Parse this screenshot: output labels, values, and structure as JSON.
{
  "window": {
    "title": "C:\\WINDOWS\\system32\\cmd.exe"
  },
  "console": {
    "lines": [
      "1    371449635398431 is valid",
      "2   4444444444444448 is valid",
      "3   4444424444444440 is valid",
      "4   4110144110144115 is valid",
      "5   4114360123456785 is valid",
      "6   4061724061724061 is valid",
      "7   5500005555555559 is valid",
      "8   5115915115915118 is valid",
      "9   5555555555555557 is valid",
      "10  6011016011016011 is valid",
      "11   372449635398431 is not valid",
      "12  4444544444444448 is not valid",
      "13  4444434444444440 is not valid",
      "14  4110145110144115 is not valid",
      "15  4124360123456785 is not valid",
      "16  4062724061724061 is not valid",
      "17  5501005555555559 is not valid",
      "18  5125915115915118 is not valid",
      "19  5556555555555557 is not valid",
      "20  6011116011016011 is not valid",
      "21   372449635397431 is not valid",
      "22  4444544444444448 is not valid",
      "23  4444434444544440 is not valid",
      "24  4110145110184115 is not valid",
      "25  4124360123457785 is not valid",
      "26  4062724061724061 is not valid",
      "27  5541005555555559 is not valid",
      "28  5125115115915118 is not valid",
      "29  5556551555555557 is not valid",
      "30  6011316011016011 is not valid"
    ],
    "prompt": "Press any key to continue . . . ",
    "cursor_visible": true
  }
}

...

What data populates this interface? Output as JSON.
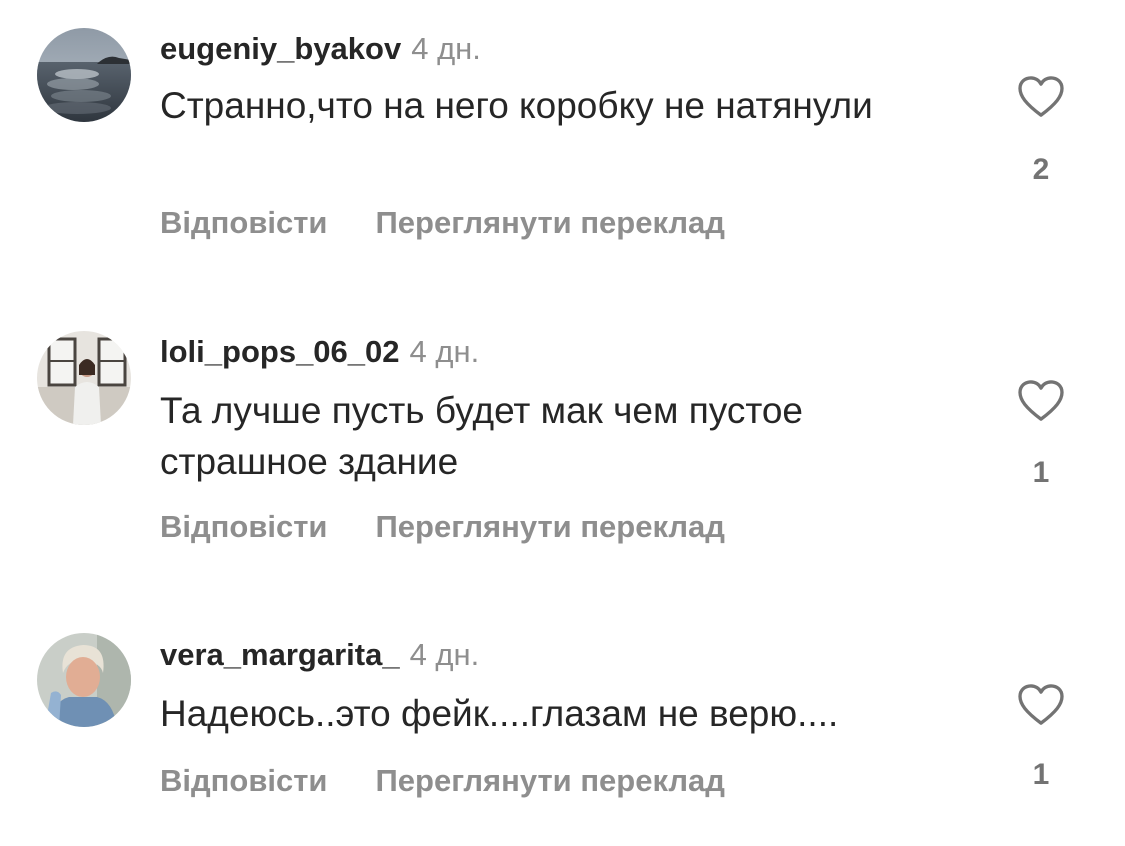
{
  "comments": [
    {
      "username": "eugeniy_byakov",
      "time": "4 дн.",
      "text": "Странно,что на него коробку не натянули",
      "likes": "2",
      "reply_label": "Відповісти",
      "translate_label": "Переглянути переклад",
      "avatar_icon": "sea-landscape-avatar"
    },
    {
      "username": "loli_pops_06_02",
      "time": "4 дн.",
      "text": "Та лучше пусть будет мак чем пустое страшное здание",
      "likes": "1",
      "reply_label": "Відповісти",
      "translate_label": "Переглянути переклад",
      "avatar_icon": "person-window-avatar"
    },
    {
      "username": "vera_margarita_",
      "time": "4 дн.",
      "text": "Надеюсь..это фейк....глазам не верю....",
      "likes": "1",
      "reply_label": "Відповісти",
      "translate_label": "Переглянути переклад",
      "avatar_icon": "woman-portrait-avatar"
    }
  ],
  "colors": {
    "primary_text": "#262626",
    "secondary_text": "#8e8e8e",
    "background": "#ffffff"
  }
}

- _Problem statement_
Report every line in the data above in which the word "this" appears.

- _Answer area_
Parse this screenshot: output labels, values, and structure as JSON.
What data populates this interface? Output as JSON.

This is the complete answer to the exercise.